### What you are asked to do
Below are the records; locate each line with the word "title" and copy it.

### Data records for software interfaces
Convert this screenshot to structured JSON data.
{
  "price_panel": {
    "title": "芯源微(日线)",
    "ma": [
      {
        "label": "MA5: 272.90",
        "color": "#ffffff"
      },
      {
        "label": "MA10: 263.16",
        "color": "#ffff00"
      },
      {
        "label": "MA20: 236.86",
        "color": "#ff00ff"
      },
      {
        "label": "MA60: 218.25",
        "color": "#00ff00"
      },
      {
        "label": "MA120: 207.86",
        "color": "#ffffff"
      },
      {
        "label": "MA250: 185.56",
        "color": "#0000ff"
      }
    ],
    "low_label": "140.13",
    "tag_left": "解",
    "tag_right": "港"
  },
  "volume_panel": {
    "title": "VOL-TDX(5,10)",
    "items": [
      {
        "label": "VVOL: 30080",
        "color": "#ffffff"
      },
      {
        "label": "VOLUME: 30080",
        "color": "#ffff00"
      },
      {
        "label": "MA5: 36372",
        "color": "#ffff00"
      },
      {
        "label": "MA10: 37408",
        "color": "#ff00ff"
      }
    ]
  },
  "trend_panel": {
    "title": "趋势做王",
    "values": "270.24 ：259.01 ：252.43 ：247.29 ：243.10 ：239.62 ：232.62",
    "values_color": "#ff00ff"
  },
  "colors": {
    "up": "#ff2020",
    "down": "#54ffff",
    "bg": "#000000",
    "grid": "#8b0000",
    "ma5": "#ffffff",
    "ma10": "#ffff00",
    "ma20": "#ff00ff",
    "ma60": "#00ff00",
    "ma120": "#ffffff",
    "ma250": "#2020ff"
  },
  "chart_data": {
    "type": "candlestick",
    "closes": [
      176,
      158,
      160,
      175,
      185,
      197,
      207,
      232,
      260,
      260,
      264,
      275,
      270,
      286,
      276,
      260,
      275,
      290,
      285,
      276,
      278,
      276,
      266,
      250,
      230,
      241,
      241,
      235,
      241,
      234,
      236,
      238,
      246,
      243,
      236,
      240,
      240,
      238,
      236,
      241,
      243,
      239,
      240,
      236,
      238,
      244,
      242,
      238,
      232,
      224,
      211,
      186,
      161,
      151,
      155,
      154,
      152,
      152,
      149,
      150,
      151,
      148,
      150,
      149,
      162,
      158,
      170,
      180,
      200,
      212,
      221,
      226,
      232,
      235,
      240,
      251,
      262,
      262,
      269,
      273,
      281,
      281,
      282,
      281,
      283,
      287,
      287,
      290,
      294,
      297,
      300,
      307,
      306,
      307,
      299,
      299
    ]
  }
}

### Response to the task
    "title": "芯源微(日线)",
    "title": "VOL-TDX(5,10)",
    "title": "趋势做王",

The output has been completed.